Commodities Report

February 3, 2015

 

Close Feb 3

Jan 20

2 week change

March Corn

3.86

3.90

- .04

March Soybeans

9.87

9.83

+ .04

March Wheat

5.14

5.36

- .22

April Hogs

66.45

74.70

- 8.25

April Cattle

150.65

151.45

- .80

Cdn $

80.52

82.60

- 2.08

US $ Index

93.59

93.04

+ .54

Crude Oil

53.05

47.11

+ 5.94

Gold

1264

1295

- 31

US 10 Year Notes

130-05

130-03

+2

TSX Stocks

15098

14316

+ 782

S&P 500

2039

2017

+ 22

 

Grains were lower over the past 2 weeks, but rallied strongly today (Feb 3) to trim losses, and in the case of soybeans, actually close a bit higher. Weather in Brazil isn’t perfect in all growing regions. It is the dry areas in the north and western crop areas that are of the most concern. Brazil soils are coarser than our clay soils, so timely rains are more critical there.

There are also some concerns about the safrinha (double crop after soybeans) corn crop in Brazil. They planted their soybean crop later than normal, and now they are heading into their dry season, so acres will likely be reduced. The high input costs for corn are also a deterrent to more corn acres.

Despite the overall weakness in Chicago, Ontario cash prices have held in better than expected due to the Canadian dollar weakness. The Bank of Canada, in a surprise move, dropped the bank rate from 1 percent to ¾ %. The effect of this on the Canadian economy will be marginal at best, as chartered banks did not even drop their primes. However, the CD accelerated downward nonetheless.

The Canadian Government wants the dollar lower. Economic performance numbers are dropping sharply, especially in the manufacturing sector. Energy is relatively important to Canada, and everyone knows what that market has done.
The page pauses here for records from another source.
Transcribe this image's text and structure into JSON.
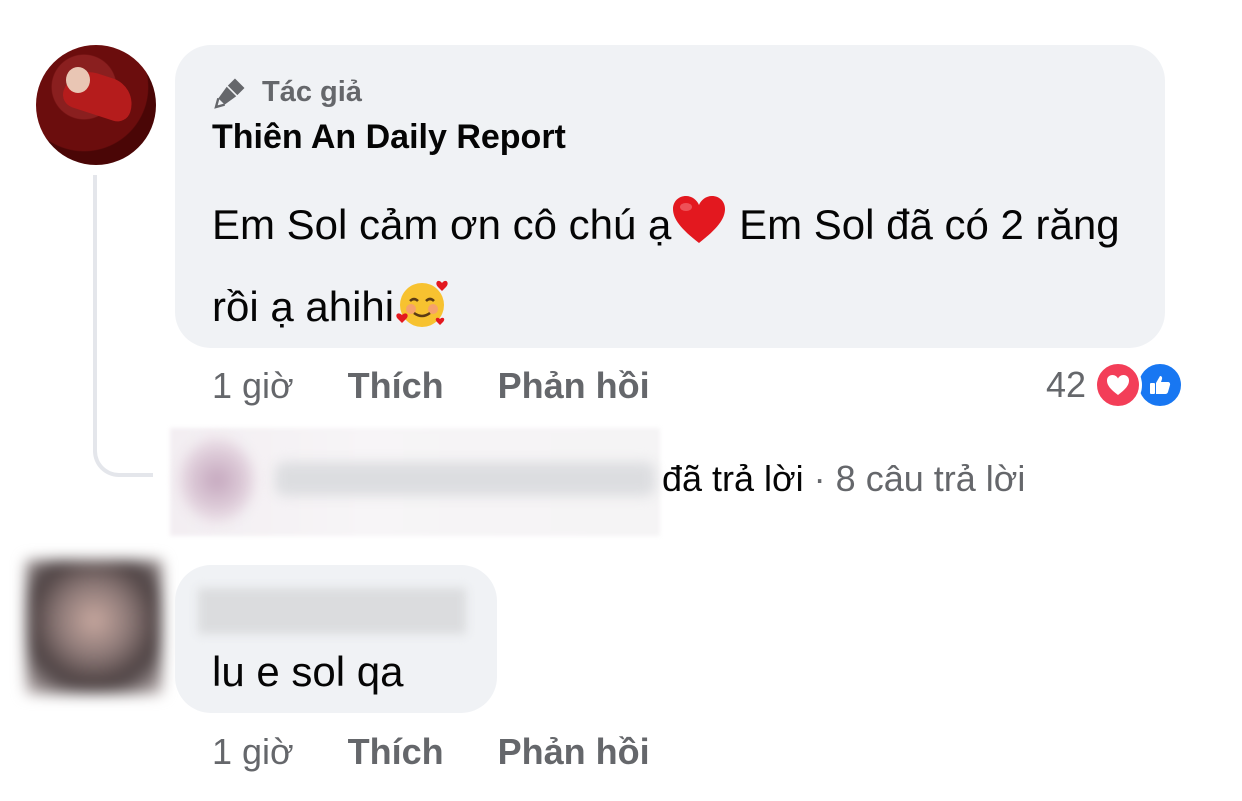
{
  "comment": {
    "author_badge": "Tác giả",
    "author_name": "Thiên An Daily Report",
    "text_part1": "Em Sol cảm ơn cô chú ạ",
    "text_part2": " Em Sol đã có 2 răng rồi ạ ahihi",
    "emoji_1": "red-heart-emoji",
    "emoji_2": "smiling-face-with-hearts-emoji",
    "time": "1 giờ",
    "like_label": "Thích",
    "reply_label": "Phản hồi",
    "reaction_count": "42",
    "reaction_icons": [
      "love-icon",
      "like-icon"
    ]
  },
  "replies_summary": {
    "replied_text": "đã trả lời",
    "separator": " · ",
    "count_text": "8 câu trả lời"
  },
  "comment2": {
    "text": "lu e sol qa",
    "time": "1 giờ",
    "like_label": "Thích",
    "reply_label": "Phản hồi"
  },
  "colors": {
    "bubble_bg": "#f0f2f5",
    "secondary_text": "#65676b",
    "love_red": "#f33e58",
    "like_blue": "#1877f2"
  }
}
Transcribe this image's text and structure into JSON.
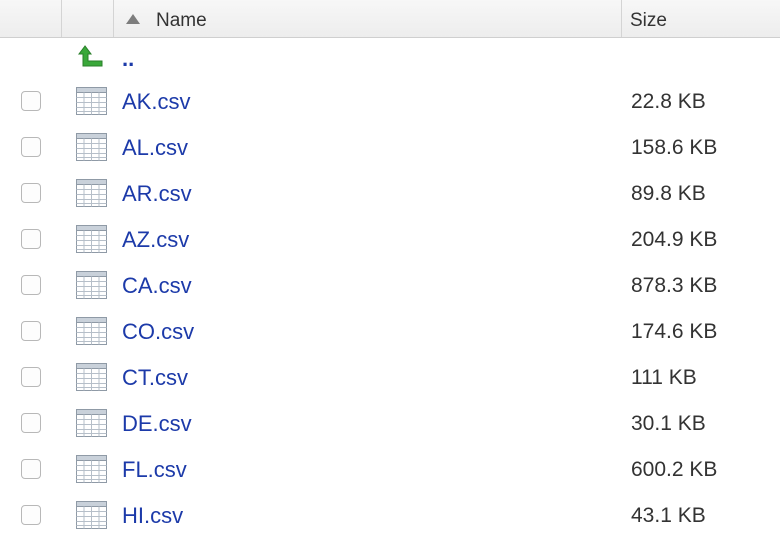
{
  "header": {
    "name_label": "Name",
    "size_label": "Size",
    "sort": "ascending"
  },
  "colors": {
    "link": "#1c3aa9",
    "up_arrow": "#3aa83a",
    "header_bg": "#efefef"
  },
  "parent": {
    "label": "..",
    "icon": "up-arrow-icon"
  },
  "files": [
    {
      "name": "AK.csv",
      "size": "22.8 KB",
      "icon": "spreadsheet-icon"
    },
    {
      "name": "AL.csv",
      "size": "158.6 KB",
      "icon": "spreadsheet-icon"
    },
    {
      "name": "AR.csv",
      "size": "89.8 KB",
      "icon": "spreadsheet-icon"
    },
    {
      "name": "AZ.csv",
      "size": "204.9 KB",
      "icon": "spreadsheet-icon"
    },
    {
      "name": "CA.csv",
      "size": "878.3 KB",
      "icon": "spreadsheet-icon"
    },
    {
      "name": "CO.csv",
      "size": "174.6 KB",
      "icon": "spreadsheet-icon"
    },
    {
      "name": "CT.csv",
      "size": "111 KB",
      "icon": "spreadsheet-icon"
    },
    {
      "name": "DE.csv",
      "size": "30.1 KB",
      "icon": "spreadsheet-icon"
    },
    {
      "name": "FL.csv",
      "size": "600.2 KB",
      "icon": "spreadsheet-icon"
    },
    {
      "name": "HI.csv",
      "size": "43.1 KB",
      "icon": "spreadsheet-icon"
    }
  ]
}
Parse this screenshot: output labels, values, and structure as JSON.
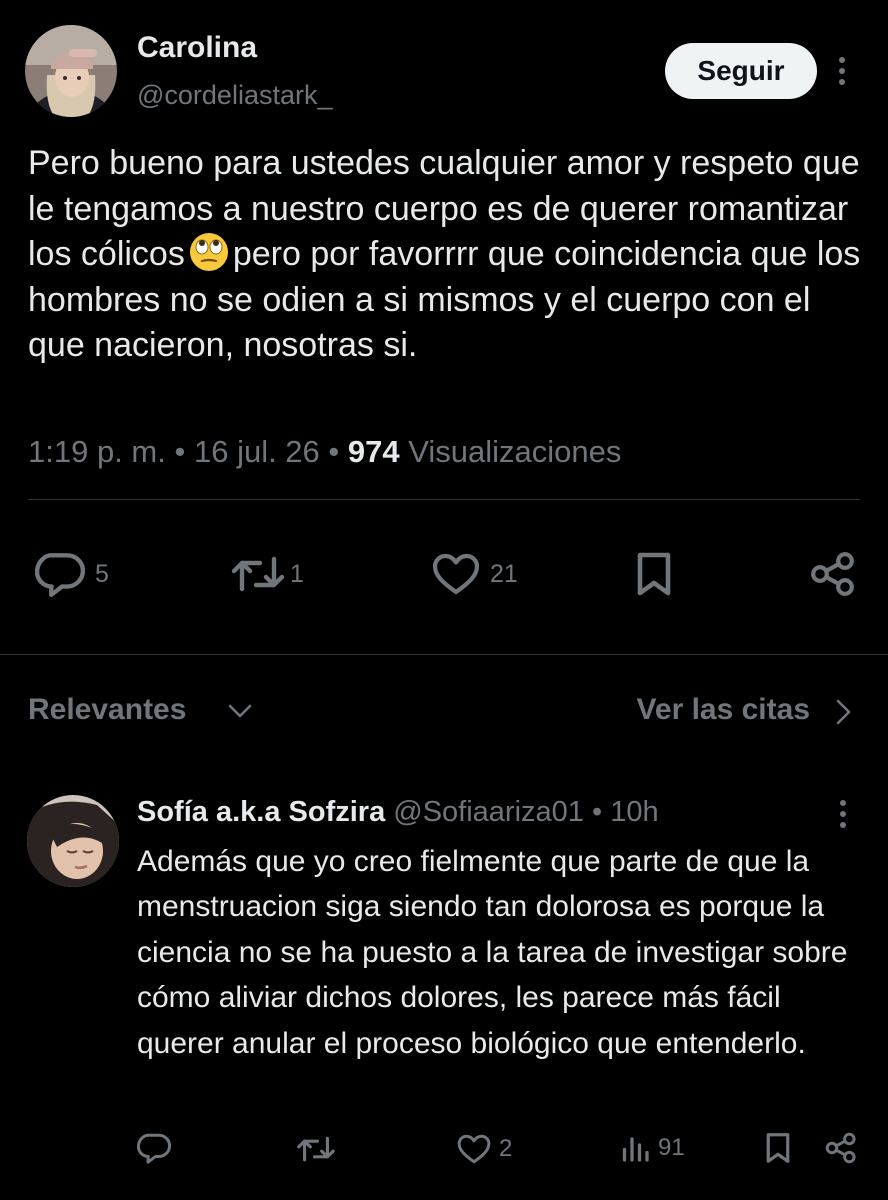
{
  "post": {
    "author_name": "Carolina",
    "author_handle": "@cordeliastark_",
    "follow_label": "Seguir",
    "text_part1": "Pero bueno para ustedes cualquier amor y respeto que le tengamos a nuestro cuerpo es de querer romantizar los cólicos",
    "emoji": "face-with-rolling-eyes-icon",
    "text_part2": "pero por favorrrr que coincidencia que los hombres no se odien a si mismos y el cuerpo con el que nacieron, nosotras si.",
    "time": "1:19 p. m.",
    "date": "16 jul. 26",
    "views_count": "974",
    "views_label": "Visualizaciones",
    "separator": "•",
    "replies": "5",
    "reposts": "1",
    "likes": "21"
  },
  "filter": {
    "label": "Relevantes",
    "quotes_link": "Ver las citas"
  },
  "reply": {
    "author_name": "Sofía a.k.a Sofzira",
    "author_handle": "@Sofiaariza01",
    "separator": "•",
    "time": "10h",
    "text": "Además que yo creo fielmente que parte de que la menstruacion siga siendo tan dolorosa es porque la ciencia no se ha puesto a la tarea de investigar sobre cómo aliviar dichos dolores, les parece más fácil querer anular el proceso biológico que entenderlo.",
    "replies": "",
    "reposts": "",
    "likes": "2",
    "views": "91"
  },
  "colors": {
    "background": "#000000",
    "text_primary": "#e7e9ea",
    "text_secondary": "#71767b",
    "divider": "#2f3336",
    "button_bg": "#eff3f4"
  }
}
There’s to be an election this fall, and dropping the currency is the easiest way to try to make things look better. Avoiding a recession is priority number one.

Corn acres will likely fall in North America this spring also. Fertilizer prices have kept firming, especially in Canada, because of our dollar’s drop. Carry outs in North America are comfortable with last year’s record yields, but the ethanol mandate is still in place, and demand remains on solid ground. The market may be becoming fearful of too large a drop in corn acres.

Perhaps analysts have become too pessimistic also. I would say 90 percent of what I read and hear is negative for grain prices. Whenever everyone is leaning one way, markets often fool the majority and head in the other direction. That could be the reason for the sharp move today. I wouldn’t be surprised if the lows hit on Feb 2 hold into spring.

Central banks are still stimulating economies in a huge way. Quantitative easing is still rampant in Europe and interest rates remain near zero, and still easing in countries like Canada and Australia. Fiscal spending is out of control the world over. The US dollar is still the most sought after asset, as money gravitates to safety.

Fiat currencies are only viable as long as everyone has confidence in them. The collapse of the German Mark, and the hyperinflation that ensued, in the early 1920’s is likely the best example of what can happen if that necessary faith is lost. Right now, we are a long way from that type of scenario, and, hopefully, lessons were learned.  However, the massive debt that governments have created and continue to operate on will have to be reconciled sometime. 

- Frank Backx, HDC Grain Marketer